WORK INSTRUCTIONS
Write out each record exactly as given, but do not include the pictures.

DATA FOR THE TASK

______________________________

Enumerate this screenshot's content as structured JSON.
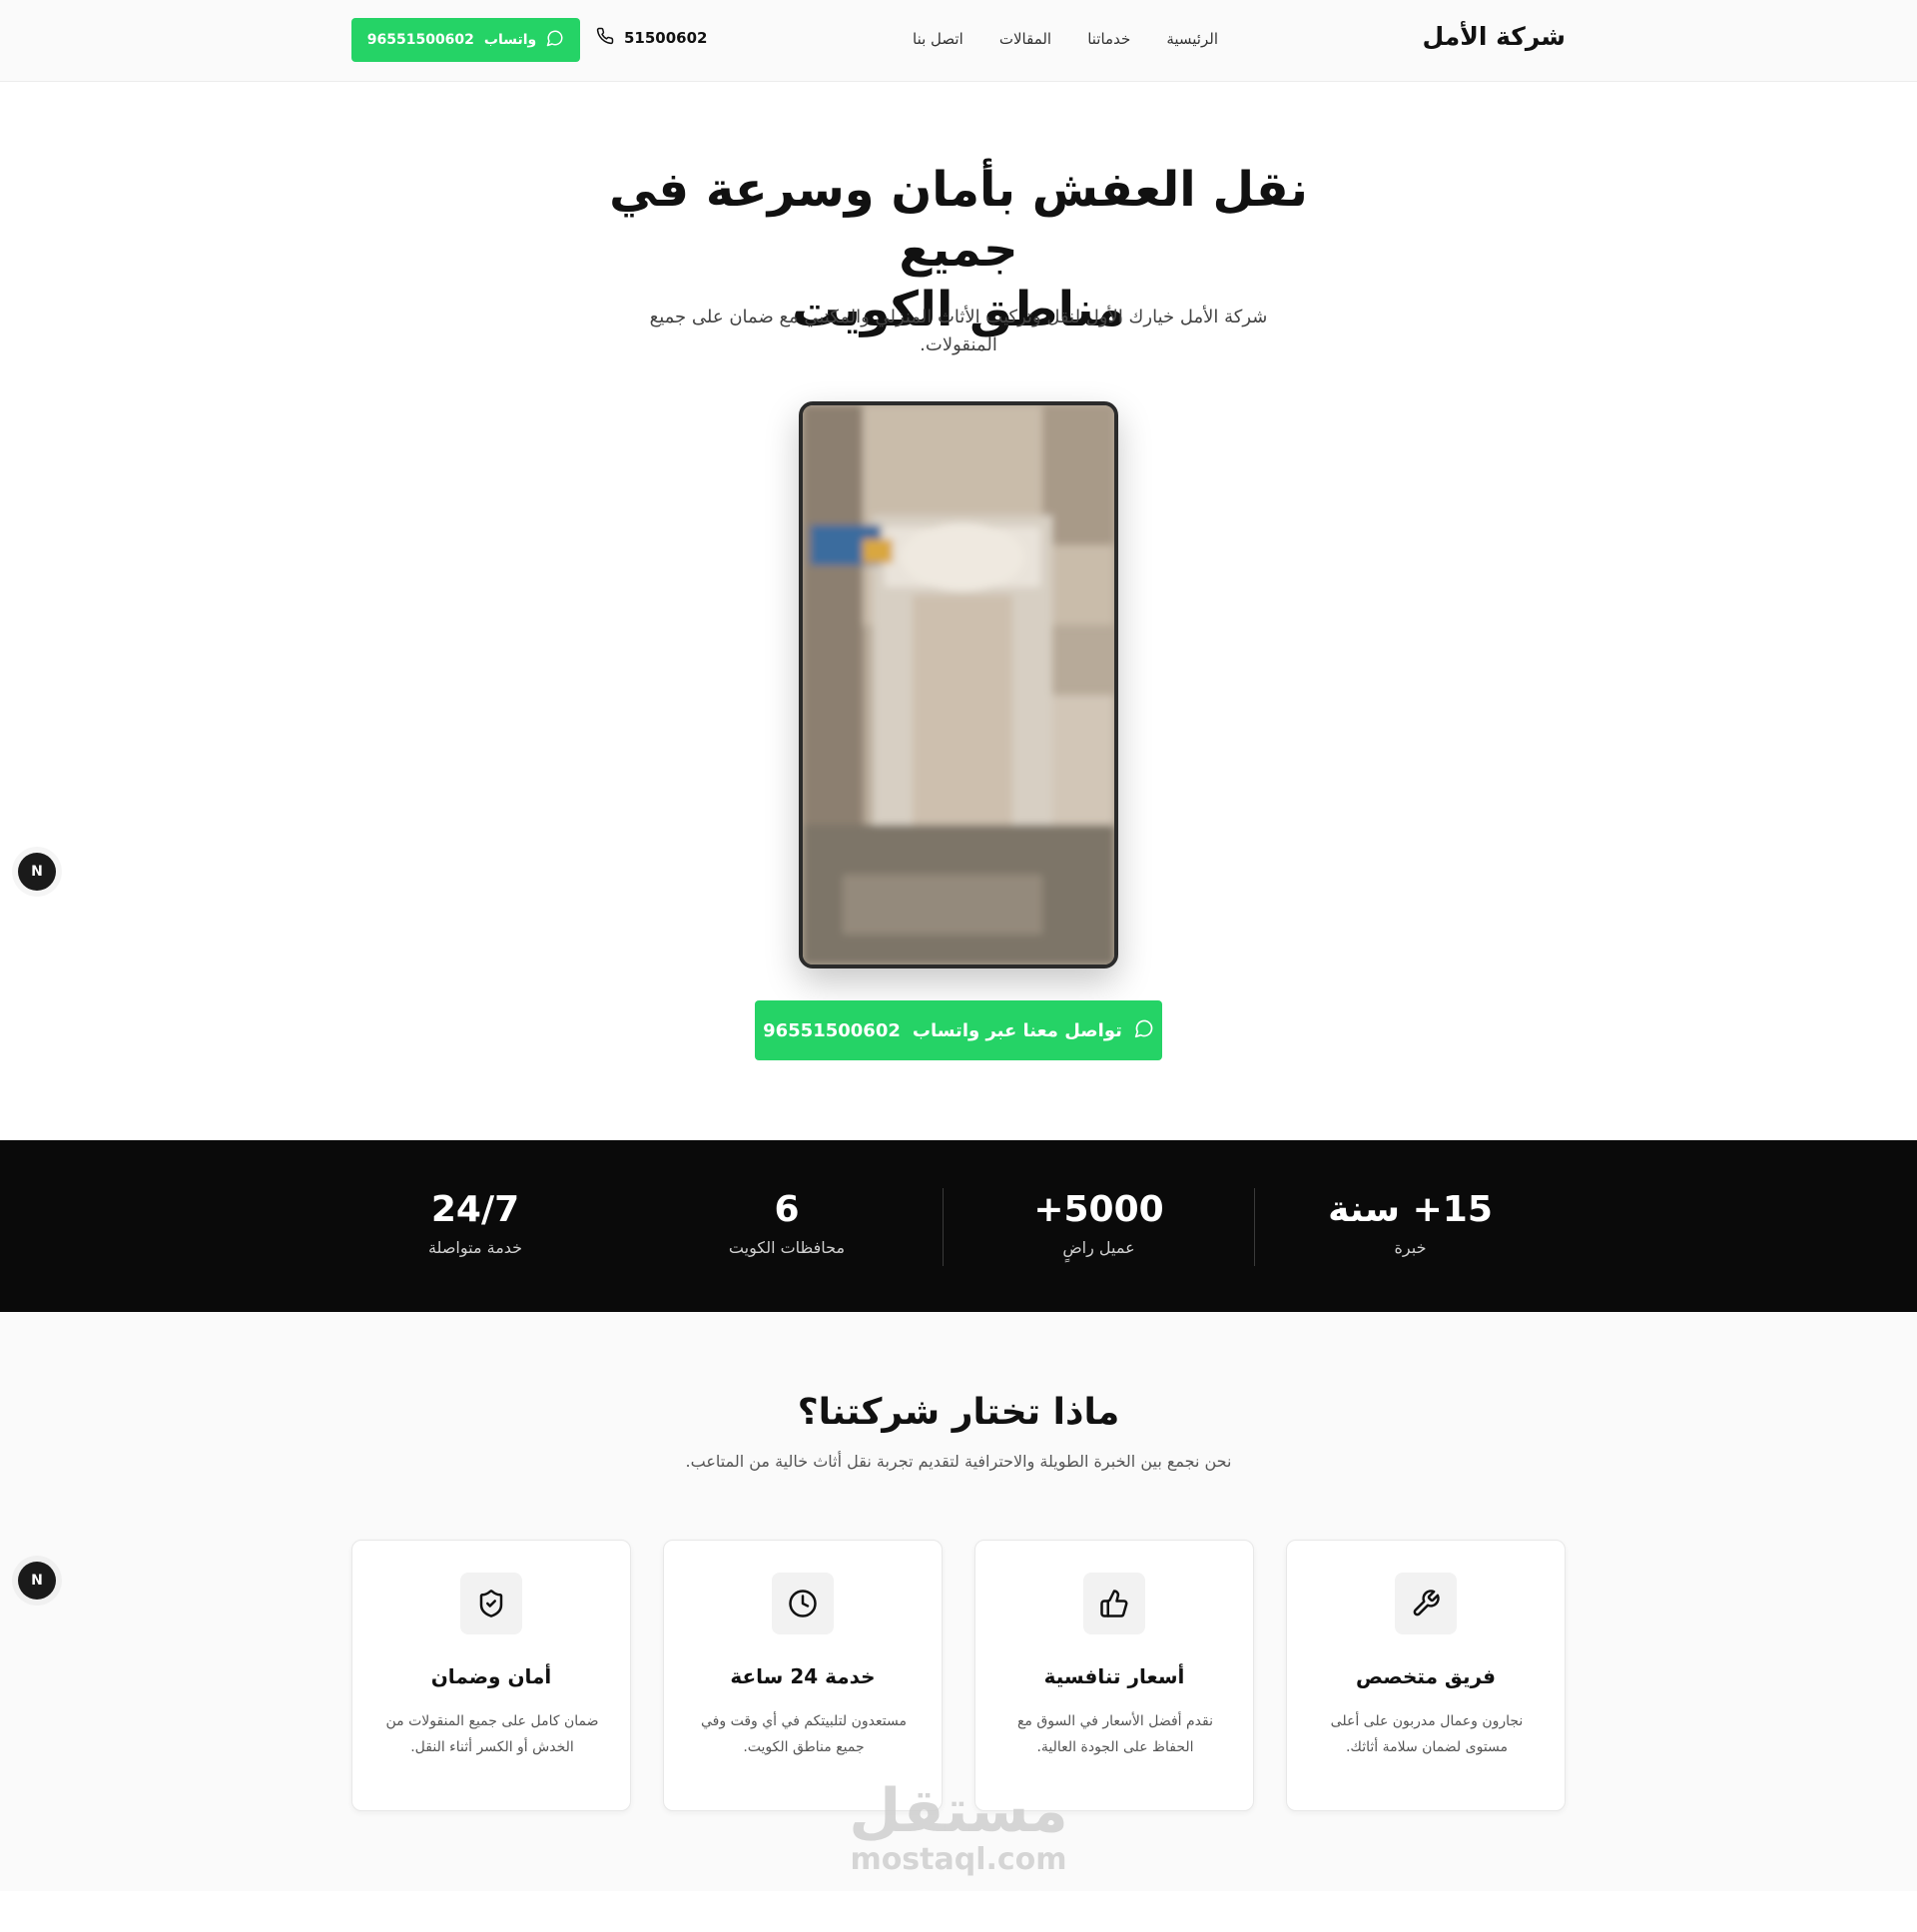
{
  "header": {
    "brand": "شركة الأمل",
    "nav": [
      "الرئيسية",
      "خدماتنا",
      "المقالات",
      "اتصل بنا"
    ],
    "phone": "51500602",
    "whatsapp_label": "واتساب",
    "whatsapp_number": "96551500602"
  },
  "hero": {
    "title_line1": "نقل العفش بأمان وسرعة في جميع",
    "title_line2": "مناطق الكويت",
    "subtitle_line1": "شركة الأمل خيارك الأول لنقل وتركيب الأثاث المنزلي والمكتبي مع ضمان على جميع",
    "subtitle_line2": "المنقولات.",
    "cta_label": "تواصل معنا عبر واتساب",
    "cta_number": "96551500602"
  },
  "stats": [
    {
      "value": "15+ سنة",
      "label": "خبرة"
    },
    {
      "value": "5000+",
      "label": "عميل راضٍ"
    },
    {
      "value": "6",
      "label": "محافظات الكويت"
    },
    {
      "value": "24/7",
      "label": "خدمة متواصلة"
    }
  ],
  "why": {
    "title": "ماذا تختار شركتنا؟",
    "subtitle": "نحن نجمع بين الخبرة الطويلة والاحترافية لتقديم تجربة نقل أثاث خالية من المتاعب.",
    "cards": [
      {
        "icon": "wrench-icon",
        "title": "فريق متخصص",
        "desc": "نجارون وعمال مدربون على أعلى مستوى لضمان سلامة أثاثك."
      },
      {
        "icon": "thumbs-up-icon",
        "title": "أسعار تنافسية",
        "desc": "نقدم أفضل الأسعار في السوق مع الحفاظ على الجودة العالية."
      },
      {
        "icon": "clock-icon",
        "title": "خدمة 24 ساعة",
        "desc": "مستعدون لتلبيتكم في أي وقت وفي جميع مناطق الكويت."
      },
      {
        "icon": "shield-check-icon",
        "title": "أمان وضمان",
        "desc": "ضمان كامل على جميع المنقولات من الخدش أو الكسر أثناء النقل."
      }
    ]
  },
  "floating": {
    "badge": "N"
  },
  "watermark": {
    "arabic": "مستقل",
    "latin": "mostaql.com"
  },
  "colors": {
    "accent": "#25d366",
    "dark": "#0a0a0a",
    "text": "#111111"
  }
}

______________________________

SOLUTION FOR THIS PROBLEM
Enumerate this screenshot's content as structured JSON.
{
  "header": {
    "brand": "شركة الأمل",
    "nav": [
      "الرئيسية",
      "خدماتنا",
      "المقالات",
      "اتصل بنا"
    ],
    "phone": "51500602",
    "whatsapp_label": "واتساب",
    "whatsapp_number": "96551500602"
  },
  "hero": {
    "title_line1": "نقل العفش بأمان وسرعة في جميع",
    "title_line2": "مناطق الكويت",
    "subtitle_line1": "شركة الأمل خيارك الأول لنقل وتركيب الأثاث المنزلي والمكتبي مع ضمان على جميع",
    "subtitle_line2": "المنقولات.",
    "cta_label": "تواصل معنا عبر واتساب",
    "cta_number": "96551500602"
  },
  "stats": [
    {
      "value": "15+ سنة",
      "label": "خبرة"
    },
    {
      "value": "5000+",
      "label": "عميل راضٍ"
    },
    {
      "value": "6",
      "label": "محافظات الكويت"
    },
    {
      "value": "24/7",
      "label": "خدمة متواصلة"
    }
  ],
  "why": {
    "title": "ماذا تختار شركتنا؟",
    "subtitle": "نحن نجمع بين الخبرة الطويلة والاحترافية لتقديم تجربة نقل أثاث خالية من المتاعب.",
    "cards": [
      {
        "icon": "wrench-icon",
        "title": "فريق متخصص",
        "desc": "نجارون وعمال مدربون على أعلى مستوى لضمان سلامة أثاثك."
      },
      {
        "icon": "thumbs-up-icon",
        "title": "أسعار تنافسية",
        "desc": "نقدم أفضل الأسعار في السوق مع الحفاظ على الجودة العالية."
      },
      {
        "icon": "clock-icon",
        "title": "خدمة 24 ساعة",
        "desc": "مستعدون لتلبيتكم في أي وقت وفي جميع مناطق الكويت."
      },
      {
        "icon": "shield-check-icon",
        "title": "أمان وضمان",
        "desc": "ضمان كامل على جميع المنقولات من الخدش أو الكسر أثناء النقل."
      }
    ]
  },
  "floating": {
    "badge": "N"
  },
  "watermark": {
    "arabic": "مستقل",
    "latin": "mostaql.com"
  },
  "colors": {
    "accent": "#25d366",
    "dark": "#0a0a0a",
    "text": "#111111"
  }
}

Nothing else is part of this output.